--- TASK BRIEF ---
Scan the records for "JSON" and copy each line that contains it.

--- GIVEN RECORDS ---
——
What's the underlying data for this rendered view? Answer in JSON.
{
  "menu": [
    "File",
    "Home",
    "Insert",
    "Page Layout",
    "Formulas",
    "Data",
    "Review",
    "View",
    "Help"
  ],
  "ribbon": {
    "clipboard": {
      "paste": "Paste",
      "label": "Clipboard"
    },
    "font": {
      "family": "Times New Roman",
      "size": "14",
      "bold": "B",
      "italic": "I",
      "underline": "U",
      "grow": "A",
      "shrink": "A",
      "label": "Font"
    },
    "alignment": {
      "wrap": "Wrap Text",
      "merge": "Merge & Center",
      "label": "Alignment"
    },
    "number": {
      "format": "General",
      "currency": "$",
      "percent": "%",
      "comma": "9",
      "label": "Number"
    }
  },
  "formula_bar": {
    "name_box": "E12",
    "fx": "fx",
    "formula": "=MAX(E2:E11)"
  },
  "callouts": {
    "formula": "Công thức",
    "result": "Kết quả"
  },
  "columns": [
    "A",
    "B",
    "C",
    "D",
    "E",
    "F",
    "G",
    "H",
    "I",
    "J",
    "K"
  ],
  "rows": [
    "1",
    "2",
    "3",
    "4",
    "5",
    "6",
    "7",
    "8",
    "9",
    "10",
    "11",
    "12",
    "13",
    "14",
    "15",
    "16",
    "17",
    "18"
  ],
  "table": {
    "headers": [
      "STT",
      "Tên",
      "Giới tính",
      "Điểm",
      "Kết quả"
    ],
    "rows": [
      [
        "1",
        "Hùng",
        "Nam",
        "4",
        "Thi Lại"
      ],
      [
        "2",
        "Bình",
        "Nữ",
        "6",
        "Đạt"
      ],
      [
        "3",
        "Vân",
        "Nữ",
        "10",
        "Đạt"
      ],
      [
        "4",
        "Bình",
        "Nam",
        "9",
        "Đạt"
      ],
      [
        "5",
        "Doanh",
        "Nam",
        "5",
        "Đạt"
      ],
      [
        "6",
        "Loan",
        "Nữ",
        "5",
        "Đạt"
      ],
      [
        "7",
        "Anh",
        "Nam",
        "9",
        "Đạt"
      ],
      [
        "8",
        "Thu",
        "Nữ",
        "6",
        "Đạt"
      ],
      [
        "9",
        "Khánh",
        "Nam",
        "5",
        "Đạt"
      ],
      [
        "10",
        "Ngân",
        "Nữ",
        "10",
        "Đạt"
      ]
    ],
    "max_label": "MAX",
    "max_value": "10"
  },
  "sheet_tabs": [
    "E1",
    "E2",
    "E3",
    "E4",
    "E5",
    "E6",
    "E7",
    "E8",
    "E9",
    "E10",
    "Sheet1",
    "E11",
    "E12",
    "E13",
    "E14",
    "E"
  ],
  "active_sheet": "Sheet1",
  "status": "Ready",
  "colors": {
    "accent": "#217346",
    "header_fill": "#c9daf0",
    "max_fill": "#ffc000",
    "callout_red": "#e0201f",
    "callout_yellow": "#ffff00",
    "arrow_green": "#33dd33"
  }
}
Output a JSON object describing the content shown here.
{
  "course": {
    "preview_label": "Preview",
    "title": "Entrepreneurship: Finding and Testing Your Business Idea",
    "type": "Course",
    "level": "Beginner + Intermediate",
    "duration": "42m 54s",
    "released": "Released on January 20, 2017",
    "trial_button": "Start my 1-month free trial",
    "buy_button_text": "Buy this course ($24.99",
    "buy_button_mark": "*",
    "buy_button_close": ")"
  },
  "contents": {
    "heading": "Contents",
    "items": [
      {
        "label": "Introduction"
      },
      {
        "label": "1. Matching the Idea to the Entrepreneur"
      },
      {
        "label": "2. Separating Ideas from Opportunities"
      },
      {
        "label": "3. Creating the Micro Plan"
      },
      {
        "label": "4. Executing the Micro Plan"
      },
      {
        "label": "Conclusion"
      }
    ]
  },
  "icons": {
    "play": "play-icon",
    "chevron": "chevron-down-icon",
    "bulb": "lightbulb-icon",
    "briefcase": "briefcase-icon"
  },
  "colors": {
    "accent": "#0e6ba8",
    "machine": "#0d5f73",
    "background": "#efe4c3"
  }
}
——
--- EXPECTED OUTPUT ---
What's the underlying data for this rendered view? Answer in JSON.
Output a JSON object describing the content shown here.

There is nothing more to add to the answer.